Although keeping seniors in their homes, where they have strongly indicated they want to remain as long as possible, has been the thrust of CHR policy, supporters fear long-term care in the community is in jeopardy. Hollanderís review of the literature supported the stance that home care provides as much if not greater satisfaction.
The high cost of dying for home care patients points to the opportunity for innovative palliative care programs that allow people to die at home rather than be rushed to hospital. Hollander also suggests more investigation of ways to prevent hospital use as well as targeted care for those in transition that will allow quick restabilization.
Itís already happening to some extent, but there is a need to move aggressively when a personís health status changes, he says.
"People deteriorate for a longer period of time before it becomes very clear and there is an intervention." In the CHR, clients already receive 80 per cent more home care than the provincial average. There is already a community transition program in place to move people quickly out of hospital and minimize returns as well as palliative care at home.
"What to me was really exciting about the findings was that they present potential opportunities for further efficiencies."
It is also a chance for Canadian decision makers to use Canadian data. American studies have shown that home care is not cost-effective when compared to facility care, but Hollander notes that these studies did not make a direct comparison of the cost of the two systems.
B.C. data were central to the study, because this the only jurisdiction that maintains standardized classification system for all elderly clients that access the system.
The preliminary study compared costs for five levels of care needed by those in home care or institutional care using new client admission dating back to 1987.
The final report will include data up to 1997 and all 15 substudies of the national evaluation will be completed and publicly released by November 2000.
Now is the time to assess continuing care service to maximize the benefits for elderly and disabled citizens.
"There is some urgency to this proposed review of continuing care as it has, as an entity and as a concept, been neglected for most of the 1990s," the study says.
Hollander also would like to see portability of continuing care across Canada and standardized classification systems across the country to allow research into the area.
"Currently most jurisdictions have some type of waiting period for bother residential and community based long term care services. Many families are currently burdened with the necessity of paying privately for the care of their aged parent if they wish to bring them to the jurisdiction in which the son or daughter is living."
And he suggests consideration of moving all continuing care services into a universal style form of coverage that could see wealthy people charged fees for household help but nursing and care aids funded by government.

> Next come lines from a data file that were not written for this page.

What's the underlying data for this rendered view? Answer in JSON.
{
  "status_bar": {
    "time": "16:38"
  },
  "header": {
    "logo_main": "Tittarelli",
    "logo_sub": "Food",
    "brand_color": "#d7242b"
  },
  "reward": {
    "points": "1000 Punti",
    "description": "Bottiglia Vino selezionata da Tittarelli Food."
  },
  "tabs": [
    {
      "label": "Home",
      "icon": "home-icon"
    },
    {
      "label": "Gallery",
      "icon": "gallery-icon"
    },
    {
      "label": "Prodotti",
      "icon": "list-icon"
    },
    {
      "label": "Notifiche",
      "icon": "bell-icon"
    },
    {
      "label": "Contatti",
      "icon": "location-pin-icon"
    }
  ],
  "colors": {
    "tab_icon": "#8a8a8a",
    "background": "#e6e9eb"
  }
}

The CHRís Closson said he was pleased with the report because it suggested a good reason to stream people into the most appropriate care.
For example, Closson said the study suggested clients whose health is relatively stable are good candidates for home care. Clients whose health is relatively stable are good candidates for home care. Clients whose condition is likely to end with an acute care episode that requires hospitalization are likely better off in an institution.
"This study provides more evidence to help us make decisions on which kind of people are better off in home care and which kind of people are better off in residential care,í said Closson.
Nevertheless, he said the findings are a surprise because they run country to just about every other study that has ever been done of this subject.
And Closson said one question remains unanswered: what type of home environment is appropriate for home care. Some peopleís own circumstances, for example, family or economic situations may make home care inappropriate.
For more information on the study, see the Web site www.homecarestudy.com or call (250) 389-0123.